Museums and Excitement

[ Thread ][ Subject ][ Author ][ Date ]
Tue, 3 Sep 1996 23:46:07 -0400

In answer to the person who said that art museums need to change to become as
exciting as places like the Air and Space Museum at the Smithsonian, I agree,
especially in relation to the way many museums present the works.

As the Education Curator at a contemporary art museum, I can say that
presentation has something to do with the response of audiences to art. A
favorite part of our museum, in Honolulu, is the sculpture garden, with
several large scale, often humorous three-dimensional works displayed in a
beautiful garden setting. Teachers often comment that the museum is a
favorite visit for their kids. Perhaps some of the interest comes from the
nature of the work, which is often quite accessible to young people.
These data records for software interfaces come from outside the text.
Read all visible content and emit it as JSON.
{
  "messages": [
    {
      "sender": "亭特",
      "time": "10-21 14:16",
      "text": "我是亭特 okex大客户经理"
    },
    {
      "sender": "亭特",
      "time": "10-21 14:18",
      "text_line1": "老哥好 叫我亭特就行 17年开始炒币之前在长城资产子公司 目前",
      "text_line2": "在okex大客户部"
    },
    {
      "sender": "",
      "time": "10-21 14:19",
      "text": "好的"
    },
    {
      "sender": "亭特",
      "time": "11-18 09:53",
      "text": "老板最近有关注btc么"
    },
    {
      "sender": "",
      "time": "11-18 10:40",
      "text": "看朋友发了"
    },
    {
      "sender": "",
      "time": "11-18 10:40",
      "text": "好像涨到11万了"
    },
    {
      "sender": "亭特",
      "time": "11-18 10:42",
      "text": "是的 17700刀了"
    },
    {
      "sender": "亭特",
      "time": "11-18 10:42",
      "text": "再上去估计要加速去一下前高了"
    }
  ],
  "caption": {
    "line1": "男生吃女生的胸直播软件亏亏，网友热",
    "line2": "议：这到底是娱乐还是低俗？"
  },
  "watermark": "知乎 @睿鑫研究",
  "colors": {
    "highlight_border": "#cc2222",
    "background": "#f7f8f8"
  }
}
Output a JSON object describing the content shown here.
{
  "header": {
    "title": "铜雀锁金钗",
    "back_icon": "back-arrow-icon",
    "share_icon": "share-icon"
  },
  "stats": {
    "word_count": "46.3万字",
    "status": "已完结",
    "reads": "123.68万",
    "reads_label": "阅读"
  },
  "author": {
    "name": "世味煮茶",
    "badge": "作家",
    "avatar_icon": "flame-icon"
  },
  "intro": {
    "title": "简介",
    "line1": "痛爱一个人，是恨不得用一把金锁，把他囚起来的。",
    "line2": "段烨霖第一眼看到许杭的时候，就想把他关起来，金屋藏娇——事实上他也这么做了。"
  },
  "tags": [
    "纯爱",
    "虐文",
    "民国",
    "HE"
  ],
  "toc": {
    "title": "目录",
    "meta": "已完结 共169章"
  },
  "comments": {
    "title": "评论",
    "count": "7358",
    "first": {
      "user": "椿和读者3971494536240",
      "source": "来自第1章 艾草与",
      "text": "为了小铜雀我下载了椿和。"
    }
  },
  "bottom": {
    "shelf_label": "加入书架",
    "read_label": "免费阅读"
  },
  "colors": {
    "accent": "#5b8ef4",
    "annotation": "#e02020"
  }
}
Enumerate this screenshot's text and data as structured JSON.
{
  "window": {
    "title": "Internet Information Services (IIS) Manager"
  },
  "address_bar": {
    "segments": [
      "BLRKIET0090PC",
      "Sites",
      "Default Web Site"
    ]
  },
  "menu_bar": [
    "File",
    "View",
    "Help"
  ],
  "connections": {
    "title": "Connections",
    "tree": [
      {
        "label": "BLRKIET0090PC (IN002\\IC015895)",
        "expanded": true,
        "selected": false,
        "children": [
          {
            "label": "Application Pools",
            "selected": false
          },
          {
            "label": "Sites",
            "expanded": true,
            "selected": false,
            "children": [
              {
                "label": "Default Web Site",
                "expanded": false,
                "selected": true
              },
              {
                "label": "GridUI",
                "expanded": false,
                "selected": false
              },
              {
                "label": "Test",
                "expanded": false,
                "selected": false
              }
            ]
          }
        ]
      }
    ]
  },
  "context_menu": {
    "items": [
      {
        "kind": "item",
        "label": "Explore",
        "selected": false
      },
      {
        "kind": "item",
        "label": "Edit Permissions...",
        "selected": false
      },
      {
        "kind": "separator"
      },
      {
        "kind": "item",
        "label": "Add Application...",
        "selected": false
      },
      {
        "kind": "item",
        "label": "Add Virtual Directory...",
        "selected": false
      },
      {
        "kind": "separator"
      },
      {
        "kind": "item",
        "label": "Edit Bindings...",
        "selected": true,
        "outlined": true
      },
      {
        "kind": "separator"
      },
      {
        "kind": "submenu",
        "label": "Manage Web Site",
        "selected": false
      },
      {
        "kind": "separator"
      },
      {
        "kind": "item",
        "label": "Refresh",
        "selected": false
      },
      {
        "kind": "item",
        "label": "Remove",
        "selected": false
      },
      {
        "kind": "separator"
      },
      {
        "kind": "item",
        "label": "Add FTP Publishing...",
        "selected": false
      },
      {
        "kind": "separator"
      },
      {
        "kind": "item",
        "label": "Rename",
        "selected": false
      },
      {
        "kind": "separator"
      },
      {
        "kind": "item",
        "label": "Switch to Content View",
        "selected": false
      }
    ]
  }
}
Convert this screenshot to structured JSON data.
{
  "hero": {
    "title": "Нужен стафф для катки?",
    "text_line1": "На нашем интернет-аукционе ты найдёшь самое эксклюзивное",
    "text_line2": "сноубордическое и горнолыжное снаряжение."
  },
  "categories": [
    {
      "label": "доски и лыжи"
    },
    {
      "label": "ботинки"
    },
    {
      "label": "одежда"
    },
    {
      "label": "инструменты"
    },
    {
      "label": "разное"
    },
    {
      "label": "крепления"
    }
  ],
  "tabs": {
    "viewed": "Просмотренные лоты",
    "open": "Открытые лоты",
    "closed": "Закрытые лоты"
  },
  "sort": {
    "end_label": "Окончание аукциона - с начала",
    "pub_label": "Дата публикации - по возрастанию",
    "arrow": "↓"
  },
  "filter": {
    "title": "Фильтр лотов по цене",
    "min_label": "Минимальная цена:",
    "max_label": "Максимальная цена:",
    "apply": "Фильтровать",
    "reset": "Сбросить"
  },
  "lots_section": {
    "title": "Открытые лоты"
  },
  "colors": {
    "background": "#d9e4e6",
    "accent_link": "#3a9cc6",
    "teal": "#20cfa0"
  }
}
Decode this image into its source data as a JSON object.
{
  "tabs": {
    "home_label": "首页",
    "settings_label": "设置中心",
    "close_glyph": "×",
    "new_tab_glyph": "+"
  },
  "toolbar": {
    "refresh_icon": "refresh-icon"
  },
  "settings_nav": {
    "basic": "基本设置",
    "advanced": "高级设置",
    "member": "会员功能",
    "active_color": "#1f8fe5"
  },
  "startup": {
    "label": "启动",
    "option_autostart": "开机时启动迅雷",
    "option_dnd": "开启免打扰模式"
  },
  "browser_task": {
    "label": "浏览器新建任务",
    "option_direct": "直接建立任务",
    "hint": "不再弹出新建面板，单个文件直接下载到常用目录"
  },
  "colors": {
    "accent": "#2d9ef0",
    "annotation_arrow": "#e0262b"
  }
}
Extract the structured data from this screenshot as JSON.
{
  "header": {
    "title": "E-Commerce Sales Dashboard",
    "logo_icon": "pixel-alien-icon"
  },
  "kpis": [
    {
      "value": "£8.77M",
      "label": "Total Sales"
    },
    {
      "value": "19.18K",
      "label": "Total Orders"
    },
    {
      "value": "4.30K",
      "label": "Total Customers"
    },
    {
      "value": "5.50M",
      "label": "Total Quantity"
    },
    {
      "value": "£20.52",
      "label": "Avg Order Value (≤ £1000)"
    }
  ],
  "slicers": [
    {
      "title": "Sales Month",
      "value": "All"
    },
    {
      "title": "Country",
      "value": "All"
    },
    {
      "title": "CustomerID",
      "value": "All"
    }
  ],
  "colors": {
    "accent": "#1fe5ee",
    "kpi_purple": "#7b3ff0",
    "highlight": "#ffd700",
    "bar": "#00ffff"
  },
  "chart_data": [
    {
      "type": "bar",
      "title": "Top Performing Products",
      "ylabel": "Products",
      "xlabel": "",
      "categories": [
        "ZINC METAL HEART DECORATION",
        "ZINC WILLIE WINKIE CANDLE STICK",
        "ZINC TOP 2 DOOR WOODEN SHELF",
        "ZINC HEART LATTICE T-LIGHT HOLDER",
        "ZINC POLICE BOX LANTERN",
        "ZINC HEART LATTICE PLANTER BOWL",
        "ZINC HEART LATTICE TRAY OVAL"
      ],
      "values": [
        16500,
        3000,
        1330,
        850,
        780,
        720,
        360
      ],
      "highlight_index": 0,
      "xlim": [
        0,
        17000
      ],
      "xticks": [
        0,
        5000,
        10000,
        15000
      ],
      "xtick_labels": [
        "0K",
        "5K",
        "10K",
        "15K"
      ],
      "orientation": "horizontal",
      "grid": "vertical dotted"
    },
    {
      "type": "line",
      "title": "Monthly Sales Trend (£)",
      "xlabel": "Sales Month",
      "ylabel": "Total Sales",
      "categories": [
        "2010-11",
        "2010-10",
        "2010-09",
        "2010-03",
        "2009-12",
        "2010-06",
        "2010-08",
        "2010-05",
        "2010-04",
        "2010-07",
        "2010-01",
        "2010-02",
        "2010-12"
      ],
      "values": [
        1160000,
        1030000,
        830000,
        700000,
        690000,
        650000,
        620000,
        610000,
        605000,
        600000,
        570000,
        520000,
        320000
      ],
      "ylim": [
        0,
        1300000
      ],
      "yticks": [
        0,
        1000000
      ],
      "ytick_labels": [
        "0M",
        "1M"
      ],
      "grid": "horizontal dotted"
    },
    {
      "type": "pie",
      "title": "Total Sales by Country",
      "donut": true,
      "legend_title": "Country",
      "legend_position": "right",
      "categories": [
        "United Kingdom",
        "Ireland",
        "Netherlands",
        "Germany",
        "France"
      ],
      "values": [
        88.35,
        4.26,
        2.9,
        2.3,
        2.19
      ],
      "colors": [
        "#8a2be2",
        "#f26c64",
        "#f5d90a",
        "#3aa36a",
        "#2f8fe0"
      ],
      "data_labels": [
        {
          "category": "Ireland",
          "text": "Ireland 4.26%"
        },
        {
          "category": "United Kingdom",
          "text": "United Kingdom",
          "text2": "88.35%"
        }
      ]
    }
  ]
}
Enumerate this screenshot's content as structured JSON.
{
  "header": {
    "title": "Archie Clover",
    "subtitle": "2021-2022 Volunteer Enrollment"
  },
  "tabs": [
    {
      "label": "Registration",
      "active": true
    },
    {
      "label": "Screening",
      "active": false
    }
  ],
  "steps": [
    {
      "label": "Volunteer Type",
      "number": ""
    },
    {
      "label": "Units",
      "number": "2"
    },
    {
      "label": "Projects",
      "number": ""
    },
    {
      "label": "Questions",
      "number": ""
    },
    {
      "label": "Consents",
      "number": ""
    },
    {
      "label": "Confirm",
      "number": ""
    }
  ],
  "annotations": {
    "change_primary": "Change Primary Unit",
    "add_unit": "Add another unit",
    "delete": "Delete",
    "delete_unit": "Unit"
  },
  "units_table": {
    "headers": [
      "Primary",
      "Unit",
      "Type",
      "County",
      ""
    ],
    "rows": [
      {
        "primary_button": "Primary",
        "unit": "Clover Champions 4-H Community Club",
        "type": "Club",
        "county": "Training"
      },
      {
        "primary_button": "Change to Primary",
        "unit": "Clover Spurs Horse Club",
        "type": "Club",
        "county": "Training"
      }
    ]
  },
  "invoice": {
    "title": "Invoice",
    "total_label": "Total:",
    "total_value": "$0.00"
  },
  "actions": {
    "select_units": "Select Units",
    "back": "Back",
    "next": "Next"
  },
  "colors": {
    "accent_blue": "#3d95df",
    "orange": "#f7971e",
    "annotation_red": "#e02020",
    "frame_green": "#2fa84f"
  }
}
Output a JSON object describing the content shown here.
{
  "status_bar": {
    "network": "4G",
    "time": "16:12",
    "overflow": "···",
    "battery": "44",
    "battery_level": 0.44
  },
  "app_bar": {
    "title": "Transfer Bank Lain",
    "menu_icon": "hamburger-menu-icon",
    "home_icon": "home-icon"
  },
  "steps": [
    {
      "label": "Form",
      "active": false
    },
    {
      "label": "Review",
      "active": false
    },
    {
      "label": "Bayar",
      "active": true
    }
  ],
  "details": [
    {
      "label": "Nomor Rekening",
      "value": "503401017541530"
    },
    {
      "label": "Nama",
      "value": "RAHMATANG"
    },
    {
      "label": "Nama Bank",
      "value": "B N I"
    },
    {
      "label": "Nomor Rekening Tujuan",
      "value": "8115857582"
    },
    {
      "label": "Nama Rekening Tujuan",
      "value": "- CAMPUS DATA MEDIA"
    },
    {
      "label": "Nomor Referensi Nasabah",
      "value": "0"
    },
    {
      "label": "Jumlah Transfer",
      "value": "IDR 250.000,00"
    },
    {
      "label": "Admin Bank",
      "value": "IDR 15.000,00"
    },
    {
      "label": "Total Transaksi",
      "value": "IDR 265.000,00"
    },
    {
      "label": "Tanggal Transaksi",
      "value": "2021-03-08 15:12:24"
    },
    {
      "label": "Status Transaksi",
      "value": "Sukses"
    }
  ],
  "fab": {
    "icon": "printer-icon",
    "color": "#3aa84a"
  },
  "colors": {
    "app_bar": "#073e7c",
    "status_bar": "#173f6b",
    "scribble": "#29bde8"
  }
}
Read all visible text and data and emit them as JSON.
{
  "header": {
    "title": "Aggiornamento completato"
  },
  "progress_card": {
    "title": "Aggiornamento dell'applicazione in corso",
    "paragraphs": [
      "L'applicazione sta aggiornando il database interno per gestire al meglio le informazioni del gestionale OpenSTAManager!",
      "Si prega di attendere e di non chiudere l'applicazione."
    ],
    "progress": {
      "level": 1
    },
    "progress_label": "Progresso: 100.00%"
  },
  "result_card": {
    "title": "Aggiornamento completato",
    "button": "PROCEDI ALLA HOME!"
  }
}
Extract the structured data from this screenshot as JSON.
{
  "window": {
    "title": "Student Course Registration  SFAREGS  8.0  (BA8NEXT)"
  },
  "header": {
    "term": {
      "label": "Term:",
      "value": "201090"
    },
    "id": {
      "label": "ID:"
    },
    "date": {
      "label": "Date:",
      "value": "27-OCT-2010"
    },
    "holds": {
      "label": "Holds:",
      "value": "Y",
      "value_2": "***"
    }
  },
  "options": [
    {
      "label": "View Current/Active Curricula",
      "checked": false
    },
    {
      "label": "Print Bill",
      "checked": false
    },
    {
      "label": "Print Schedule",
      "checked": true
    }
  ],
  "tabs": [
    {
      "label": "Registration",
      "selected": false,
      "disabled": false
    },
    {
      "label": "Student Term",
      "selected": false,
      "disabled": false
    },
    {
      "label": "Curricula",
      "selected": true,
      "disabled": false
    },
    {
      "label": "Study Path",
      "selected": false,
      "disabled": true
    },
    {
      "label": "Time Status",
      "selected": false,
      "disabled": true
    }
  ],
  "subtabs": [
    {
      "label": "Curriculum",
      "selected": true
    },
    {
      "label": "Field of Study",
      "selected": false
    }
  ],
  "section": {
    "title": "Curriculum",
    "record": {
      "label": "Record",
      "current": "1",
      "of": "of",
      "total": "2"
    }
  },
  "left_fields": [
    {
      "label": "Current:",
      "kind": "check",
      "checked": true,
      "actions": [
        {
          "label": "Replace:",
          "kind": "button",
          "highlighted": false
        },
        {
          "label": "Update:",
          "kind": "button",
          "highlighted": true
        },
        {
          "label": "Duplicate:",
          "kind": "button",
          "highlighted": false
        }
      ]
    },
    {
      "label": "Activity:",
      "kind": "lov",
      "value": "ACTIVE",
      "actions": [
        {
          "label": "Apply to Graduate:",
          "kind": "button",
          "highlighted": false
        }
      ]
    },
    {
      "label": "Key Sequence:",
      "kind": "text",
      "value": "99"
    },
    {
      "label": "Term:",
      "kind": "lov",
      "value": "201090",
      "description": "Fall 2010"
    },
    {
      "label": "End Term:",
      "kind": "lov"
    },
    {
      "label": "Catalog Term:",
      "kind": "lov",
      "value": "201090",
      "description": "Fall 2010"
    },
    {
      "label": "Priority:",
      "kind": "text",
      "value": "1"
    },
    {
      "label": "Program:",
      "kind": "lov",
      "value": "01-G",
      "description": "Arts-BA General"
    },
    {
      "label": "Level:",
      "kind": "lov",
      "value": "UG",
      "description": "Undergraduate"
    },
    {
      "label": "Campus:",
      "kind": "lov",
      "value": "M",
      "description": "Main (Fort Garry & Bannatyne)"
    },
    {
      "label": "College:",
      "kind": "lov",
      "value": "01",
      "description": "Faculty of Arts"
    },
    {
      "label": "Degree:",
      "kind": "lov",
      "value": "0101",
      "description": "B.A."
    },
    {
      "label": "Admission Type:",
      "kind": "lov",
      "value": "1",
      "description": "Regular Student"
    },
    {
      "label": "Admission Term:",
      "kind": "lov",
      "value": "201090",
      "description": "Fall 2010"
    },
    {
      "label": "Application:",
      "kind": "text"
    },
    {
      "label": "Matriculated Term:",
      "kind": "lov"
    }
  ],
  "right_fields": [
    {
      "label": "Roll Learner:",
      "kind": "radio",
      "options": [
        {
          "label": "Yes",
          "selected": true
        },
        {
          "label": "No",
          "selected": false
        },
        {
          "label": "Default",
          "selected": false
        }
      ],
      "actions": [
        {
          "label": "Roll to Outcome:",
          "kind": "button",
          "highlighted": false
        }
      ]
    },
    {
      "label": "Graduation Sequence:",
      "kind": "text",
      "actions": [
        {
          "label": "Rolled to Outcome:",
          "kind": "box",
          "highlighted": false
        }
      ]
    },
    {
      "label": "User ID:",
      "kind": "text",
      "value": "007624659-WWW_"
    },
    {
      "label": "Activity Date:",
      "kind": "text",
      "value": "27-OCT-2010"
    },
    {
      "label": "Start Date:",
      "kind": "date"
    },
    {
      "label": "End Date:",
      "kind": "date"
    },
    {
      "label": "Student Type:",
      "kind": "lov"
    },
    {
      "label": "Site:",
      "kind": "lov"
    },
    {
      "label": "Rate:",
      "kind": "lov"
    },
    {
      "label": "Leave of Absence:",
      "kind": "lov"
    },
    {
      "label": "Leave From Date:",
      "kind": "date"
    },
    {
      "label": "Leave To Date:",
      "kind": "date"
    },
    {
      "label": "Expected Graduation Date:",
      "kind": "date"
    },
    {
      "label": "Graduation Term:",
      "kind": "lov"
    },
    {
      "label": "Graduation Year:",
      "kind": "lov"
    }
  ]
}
To help solve the problem of boring visits, teachers/parents can go a long
way by limiting exposure and focusing with the kids so that they have a
chance to begin to see all of the exciting objects before their eyes. I
personally hate shopping for clothes because I become overwhelmed by the many
choices after a while. And it's the same with art. Each work of art is a
world unto inself and it's important to help viewers slow down and take the
time to look at an individual work.

At The Contemporary Museum, we help teachers develop lessons and activities
to help them visit the museum and individual exhibitions in ways that excite
the eyes of their students and engage their minds. Integrating hands-on
activities helps as well. In the past year, we've had high school English,
Physics and Social Studies classes, the entire seventh grade of two schools,
and elementary literature, science and math classes, in addition to the art
students. Museums are such a wonderful resource!

A very simple exercise to do with kids at an art museum is to have them
choose one work they like or dislike, name and describe the work, and explain
why they like or dislike the work. Then have the kids pair up and talk about
their choices (or talk in the large group). I've seen this exercise work
successfully with elementary age kids through college students.

Louise K. Lanzilotti
The Contemporary Museum, Honolulu